- **Exercise brief**
Repeat every line of the data exactly; the pictures stay out.

- **Dataset content**
↓↓↓

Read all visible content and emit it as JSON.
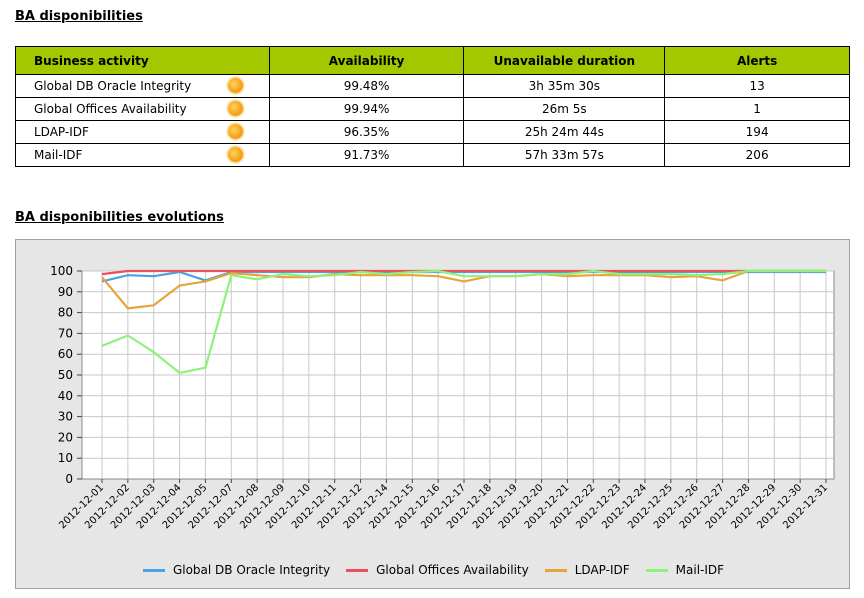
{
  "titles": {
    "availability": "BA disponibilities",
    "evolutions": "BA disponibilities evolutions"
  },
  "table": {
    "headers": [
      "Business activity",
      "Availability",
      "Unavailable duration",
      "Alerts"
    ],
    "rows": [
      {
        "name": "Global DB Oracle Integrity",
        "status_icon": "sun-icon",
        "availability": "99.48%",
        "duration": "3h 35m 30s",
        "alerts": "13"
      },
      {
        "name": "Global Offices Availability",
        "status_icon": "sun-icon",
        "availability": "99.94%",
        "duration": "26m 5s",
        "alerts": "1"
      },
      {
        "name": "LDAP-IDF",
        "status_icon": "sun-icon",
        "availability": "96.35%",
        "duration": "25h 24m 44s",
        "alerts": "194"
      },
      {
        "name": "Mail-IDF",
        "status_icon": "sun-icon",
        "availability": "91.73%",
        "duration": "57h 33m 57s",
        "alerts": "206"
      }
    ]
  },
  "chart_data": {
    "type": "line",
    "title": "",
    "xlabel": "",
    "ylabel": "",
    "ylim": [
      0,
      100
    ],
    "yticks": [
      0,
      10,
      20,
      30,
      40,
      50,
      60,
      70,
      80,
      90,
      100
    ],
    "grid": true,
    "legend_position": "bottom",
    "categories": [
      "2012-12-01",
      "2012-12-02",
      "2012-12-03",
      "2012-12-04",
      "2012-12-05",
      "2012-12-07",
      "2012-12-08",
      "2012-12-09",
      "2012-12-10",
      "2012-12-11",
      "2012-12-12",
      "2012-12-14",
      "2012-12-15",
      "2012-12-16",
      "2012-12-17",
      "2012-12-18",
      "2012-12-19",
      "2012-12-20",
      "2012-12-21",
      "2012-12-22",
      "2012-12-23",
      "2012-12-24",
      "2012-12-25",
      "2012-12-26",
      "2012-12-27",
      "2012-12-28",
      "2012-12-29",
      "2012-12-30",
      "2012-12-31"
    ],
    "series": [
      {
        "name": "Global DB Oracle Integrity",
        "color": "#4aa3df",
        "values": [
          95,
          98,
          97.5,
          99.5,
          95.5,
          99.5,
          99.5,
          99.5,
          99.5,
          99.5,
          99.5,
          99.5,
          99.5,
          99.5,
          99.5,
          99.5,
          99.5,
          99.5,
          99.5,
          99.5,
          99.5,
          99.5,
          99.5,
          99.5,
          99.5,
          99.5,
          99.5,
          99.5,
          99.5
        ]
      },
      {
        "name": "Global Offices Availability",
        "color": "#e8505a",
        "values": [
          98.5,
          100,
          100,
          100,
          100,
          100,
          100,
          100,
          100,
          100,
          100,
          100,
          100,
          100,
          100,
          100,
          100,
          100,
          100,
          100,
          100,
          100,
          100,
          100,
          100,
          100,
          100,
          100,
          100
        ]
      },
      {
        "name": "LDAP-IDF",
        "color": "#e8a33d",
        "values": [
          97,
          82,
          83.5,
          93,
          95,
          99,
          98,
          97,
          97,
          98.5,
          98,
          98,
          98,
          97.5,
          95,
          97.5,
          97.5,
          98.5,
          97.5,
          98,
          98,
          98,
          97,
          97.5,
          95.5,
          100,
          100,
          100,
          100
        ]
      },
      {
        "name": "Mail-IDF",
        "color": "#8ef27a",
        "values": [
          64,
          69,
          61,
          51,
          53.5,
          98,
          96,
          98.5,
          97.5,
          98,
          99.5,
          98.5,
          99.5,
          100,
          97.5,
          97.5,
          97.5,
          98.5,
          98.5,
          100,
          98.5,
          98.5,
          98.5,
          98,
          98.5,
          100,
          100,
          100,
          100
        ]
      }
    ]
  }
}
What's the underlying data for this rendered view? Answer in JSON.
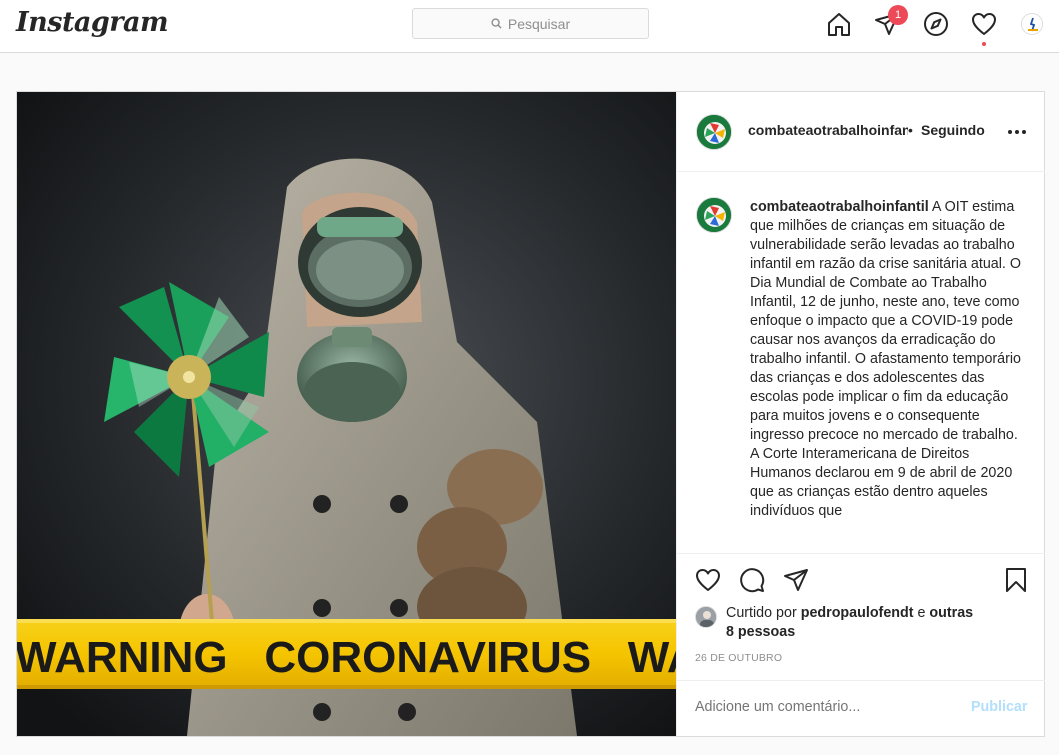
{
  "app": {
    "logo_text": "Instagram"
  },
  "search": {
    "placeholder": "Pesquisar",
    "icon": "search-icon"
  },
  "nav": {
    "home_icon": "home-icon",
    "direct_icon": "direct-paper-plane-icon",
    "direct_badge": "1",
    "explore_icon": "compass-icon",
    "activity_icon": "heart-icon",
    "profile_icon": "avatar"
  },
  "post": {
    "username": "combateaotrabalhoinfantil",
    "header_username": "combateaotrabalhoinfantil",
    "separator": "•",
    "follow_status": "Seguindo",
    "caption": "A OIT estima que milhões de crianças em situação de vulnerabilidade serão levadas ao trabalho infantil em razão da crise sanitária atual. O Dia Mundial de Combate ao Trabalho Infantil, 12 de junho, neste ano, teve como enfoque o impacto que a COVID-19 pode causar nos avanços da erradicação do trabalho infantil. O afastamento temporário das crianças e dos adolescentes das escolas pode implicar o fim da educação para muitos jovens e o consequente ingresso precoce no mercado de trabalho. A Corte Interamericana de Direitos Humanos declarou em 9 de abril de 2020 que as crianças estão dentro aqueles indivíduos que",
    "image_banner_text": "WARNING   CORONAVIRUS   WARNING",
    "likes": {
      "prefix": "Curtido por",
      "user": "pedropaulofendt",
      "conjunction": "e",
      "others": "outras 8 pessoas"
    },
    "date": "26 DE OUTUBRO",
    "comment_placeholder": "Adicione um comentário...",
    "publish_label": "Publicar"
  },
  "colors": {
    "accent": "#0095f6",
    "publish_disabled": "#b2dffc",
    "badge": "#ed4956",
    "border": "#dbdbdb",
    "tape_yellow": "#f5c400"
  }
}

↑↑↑

- **Output**
Read all visible content and emit it as JSON.
{
  "titles": {
    "availability": "BA disponibilities",
    "evolutions": "BA disponibilities evolutions"
  },
  "table": {
    "headers": [
      "Business activity",
      "Availability",
      "Unavailable duration",
      "Alerts"
    ],
    "rows": [
      {
        "name": "Global DB Oracle Integrity",
        "status_icon": "sun-icon",
        "availability": "99.48%",
        "duration": "3h 35m 30s",
        "alerts": "13"
      },
      {
        "name": "Global Offices Availability",
        "status_icon": "sun-icon",
        "availability": "99.94%",
        "duration": "26m 5s",
        "alerts": "1"
      },
      {
        "name": "LDAP-IDF",
        "status_icon": "sun-icon",
        "availability": "96.35%",
        "duration": "25h 24m 44s",
        "alerts": "194"
      },
      {
        "name": "Mail-IDF",
        "status_icon": "sun-icon",
        "availability": "91.73%",
        "duration": "57h 33m 57s",
        "alerts": "206"
      }
    ]
  },
  "chart_data": {
    "type": "line",
    "title": "",
    "xlabel": "",
    "ylabel": "",
    "ylim": [
      0,
      100
    ],
    "yticks": [
      0,
      10,
      20,
      30,
      40,
      50,
      60,
      70,
      80,
      90,
      100
    ],
    "grid": true,
    "legend_position": "bottom",
    "categories": [
      "2012-12-01",
      "2012-12-02",
      "2012-12-03",
      "2012-12-04",
      "2012-12-05",
      "2012-12-07",
      "2012-12-08",
      "2012-12-09",
      "2012-12-10",
      "2012-12-11",
      "2012-12-12",
      "2012-12-14",
      "2012-12-15",
      "2012-12-16",
      "2012-12-17",
      "2012-12-18",
      "2012-12-19",
      "2012-12-20",
      "2012-12-21",
      "2012-12-22",
      "2012-12-23",
      "2012-12-24",
      "2012-12-25",
      "2012-12-26",
      "2012-12-27",
      "2012-12-28",
      "2012-12-29",
      "2012-12-30",
      "2012-12-31"
    ],
    "series": [
      {
        "name": "Global DB Oracle Integrity",
        "color": "#4aa3df",
        "values": [
          95,
          98,
          97.5,
          99.5,
          95.5,
          99.5,
          99.5,
          99.5,
          99.5,
          99.5,
          99.5,
          99.5,
          99.5,
          99.5,
          99.5,
          99.5,
          99.5,
          99.5,
          99.5,
          99.5,
          99.5,
          99.5,
          99.5,
          99.5,
          99.5,
          99.5,
          99.5,
          99.5,
          99.5
        ]
      },
      {
        "name": "Global Offices Availability",
        "color": "#e8505a",
        "values": [
          98.5,
          100,
          100,
          100,
          100,
          100,
          100,
          100,
          100,
          100,
          100,
          100,
          100,
          100,
          100,
          100,
          100,
          100,
          100,
          100,
          100,
          100,
          100,
          100,
          100,
          100,
          100,
          100,
          100
        ]
      },
      {
        "name": "LDAP-IDF",
        "color": "#e8a33d",
        "values": [
          97,
          82,
          83.5,
          93,
          95,
          99,
          98,
          97,
          97,
          98.5,
          98,
          98,
          98,
          97.5,
          95,
          97.5,
          97.5,
          98.5,
          97.5,
          98,
          98,
          98,
          97,
          97.5,
          95.5,
          100,
          100,
          100,
          100
        ]
      },
      {
        "name": "Mail-IDF",
        "color": "#8ef27a",
        "values": [
          64,
          69,
          61,
          51,
          53.5,
          98,
          96,
          98.5,
          97.5,
          98,
          99.5,
          98.5,
          99.5,
          100,
          97.5,
          97.5,
          97.5,
          98.5,
          98.5,
          100,
          98.5,
          98.5,
          98.5,
          98,
          98.5,
          100,
          100,
          100,
          100
        ]
      }
    ]
  }
}
What's the underlying data for this rendered view? Answer in JSON.
{
  "app": {
    "logo_text": "Instagram"
  },
  "search": {
    "placeholder": "Pesquisar",
    "icon": "search-icon"
  },
  "nav": {
    "home_icon": "home-icon",
    "direct_icon": "direct-paper-plane-icon",
    "direct_badge": "1",
    "explore_icon": "compass-icon",
    "activity_icon": "heart-icon",
    "profile_icon": "avatar"
  },
  "post": {
    "username": "combateaotrabalhoinfantil",
    "header_username": "combateaotrabalhoinfantil",
    "separator": "•",
    "follow_status": "Seguindo",
    "caption": "A OIT estima que milhões de crianças em situação de vulnerabilidade serão levadas ao trabalho infantil em razão da crise sanitária atual. O Dia Mundial de Combate ao Trabalho Infantil, 12 de junho, neste ano, teve como enfoque o impacto que a COVID-19 pode causar nos avanços da erradicação do trabalho infantil. O afastamento temporário das crianças e dos adolescentes das escolas pode implicar o fim da educação para muitos jovens e o consequente ingresso precoce no mercado de trabalho. A Corte Interamericana de Direitos Humanos declarou em 9 de abril de 2020 que as crianças estão dentro aqueles indivíduos que",
    "image_banner_text": "WARNING   CORONAVIRUS   WARNING",
    "likes": {
      "prefix": "Curtido por",
      "user": "pedropaulofendt",
      "conjunction": "e",
      "others": "outras 8 pessoas"
    },
    "date": "26 DE OUTUBRO",
    "comment_placeholder": "Adicione um comentário...",
    "publish_label": "Publicar"
  },
  "colors": {
    "accent": "#0095f6",
    "publish_disabled": "#b2dffc",
    "badge": "#ed4956",
    "border": "#dbdbdb",
    "tape_yellow": "#f5c400"
  }
}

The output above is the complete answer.